The solution:

Well, we are not living in the 50’s or 60’s anymore. We have Google. I googled post offices in the zip code of my lawyer. The people at the local post office were very helpful. However, the person who was attempting the delivery of my package was still out on the delivery route. I am told to call the next day in the morning before they go out on the run. In the mean time, I decided, out of desperation, to call the centralized corporate customer service to see if they have any updates. I talk to a gentleman who politely laughs at me, “you realize we need time to investigate” he says. He nicely points out that I have just initiated the investigation a few hours ago and that they need 24-48 hours. He apologizes that such are the rules, that my package will most likely be returned to sender, and he assures they will call me back once they get a chance to investigate. Well, next morning I call again the local office as instructed, and it turns out all of it was my fault. I have only addressed the mail to my lawyer by name, without specifying the big law firm where she works. It just so happens that the address is a skyscraper where three thousand people work, although the law office has a few hundred employees, finding my lawyer in the big building would be a monumental task, thus the my misaddressed mail rightfully marked undeliverable as addressed!!! Yup, squarely my fault!!!!! Once we figured my goof-up and I told the nice post office employee the name of the law firm, he smiled reassuringly, told me not to worry, that he knows that place well and he assured me that my package will be safely delivered there the next day. As far as I know the investigation on corporate end has not yet begun.

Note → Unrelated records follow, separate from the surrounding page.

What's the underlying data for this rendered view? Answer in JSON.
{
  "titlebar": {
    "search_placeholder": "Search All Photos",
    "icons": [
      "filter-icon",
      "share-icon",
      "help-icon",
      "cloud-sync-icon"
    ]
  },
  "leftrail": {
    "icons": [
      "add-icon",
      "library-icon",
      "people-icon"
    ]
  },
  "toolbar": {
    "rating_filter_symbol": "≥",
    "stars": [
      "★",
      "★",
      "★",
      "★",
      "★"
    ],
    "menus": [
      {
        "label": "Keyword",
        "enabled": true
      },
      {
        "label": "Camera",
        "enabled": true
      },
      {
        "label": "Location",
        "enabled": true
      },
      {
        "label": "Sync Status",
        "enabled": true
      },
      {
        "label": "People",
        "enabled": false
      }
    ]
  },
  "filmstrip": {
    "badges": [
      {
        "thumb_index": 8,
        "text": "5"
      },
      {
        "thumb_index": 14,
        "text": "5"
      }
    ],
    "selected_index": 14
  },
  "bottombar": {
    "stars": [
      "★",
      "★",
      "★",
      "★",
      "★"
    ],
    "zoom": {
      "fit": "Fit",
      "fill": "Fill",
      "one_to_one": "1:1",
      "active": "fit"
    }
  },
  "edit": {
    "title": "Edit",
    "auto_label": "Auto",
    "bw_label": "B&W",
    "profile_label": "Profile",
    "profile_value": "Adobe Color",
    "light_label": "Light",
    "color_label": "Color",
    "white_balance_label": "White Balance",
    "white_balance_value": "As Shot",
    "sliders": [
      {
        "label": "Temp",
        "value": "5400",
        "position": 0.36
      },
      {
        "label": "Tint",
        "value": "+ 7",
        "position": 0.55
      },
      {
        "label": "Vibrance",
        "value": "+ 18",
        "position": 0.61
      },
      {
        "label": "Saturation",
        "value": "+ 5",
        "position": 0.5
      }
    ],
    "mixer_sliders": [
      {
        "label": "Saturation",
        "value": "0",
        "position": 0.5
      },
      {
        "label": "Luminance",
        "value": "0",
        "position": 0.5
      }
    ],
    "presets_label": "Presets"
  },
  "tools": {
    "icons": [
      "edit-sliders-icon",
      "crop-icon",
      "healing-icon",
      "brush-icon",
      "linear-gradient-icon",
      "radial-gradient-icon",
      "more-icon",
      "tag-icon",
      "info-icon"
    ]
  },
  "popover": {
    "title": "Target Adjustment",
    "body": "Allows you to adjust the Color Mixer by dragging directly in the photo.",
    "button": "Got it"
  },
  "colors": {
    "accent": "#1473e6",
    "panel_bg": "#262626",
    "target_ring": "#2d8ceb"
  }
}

The business lesson:

Centralization and specialization has its problems, particularly when it comes to delivering informed customer service. Just like JetBlue flight attendants and pilots multi task and also clean the plane decreasing their aircraft turn time, employees in all big corporations will have to learn to undo some of the Henry Ford specialization, and learn to multitask. Given our current networking technology, we can design systems that route my help request to the source, as opposed to adding inefficiency and cost to the company at the corporate level. My example with USPS demonstrates that the customer service provided by helpful employees on the ground can not possibly be provided at any cost at the corporate level. The centralized employee will not know anything about the relationship of a law firm with the post office. For the corporate employee, that contract is rounding to irrelevant, on the ground people know their biggest customer. There is no amount of training that you can provide for a centralized employee to have that kind of knowledge. For me, the concerned consumer who trusted my very valuable delivery to USPS, the level of service and knowledge of the situation is huge. I am grateful for the autonomous helpful USPS employes on the ground who solved my problem before the centralized investigation was able to do anything. This example has significant organizational implications to major corporations like hotels, airlines, and car rental companies. This also highlights immense potential for small decentralized companies and startups who can find a way to collaborate across various regions to simulate the offerings, benefits and power of a massive global company, if only the small companies could find each other. Small is beautiful, even if you are global 😉

At RareBridge we love to connect all the small companies of the world!! Come check us out at https://www.rarebridge.com

I also like to give a shout out to the all the excellent people I have spoken with at the Pittsburgh post office who helped me to locate and to deliver my package. You guys rock! Thanks a million!!!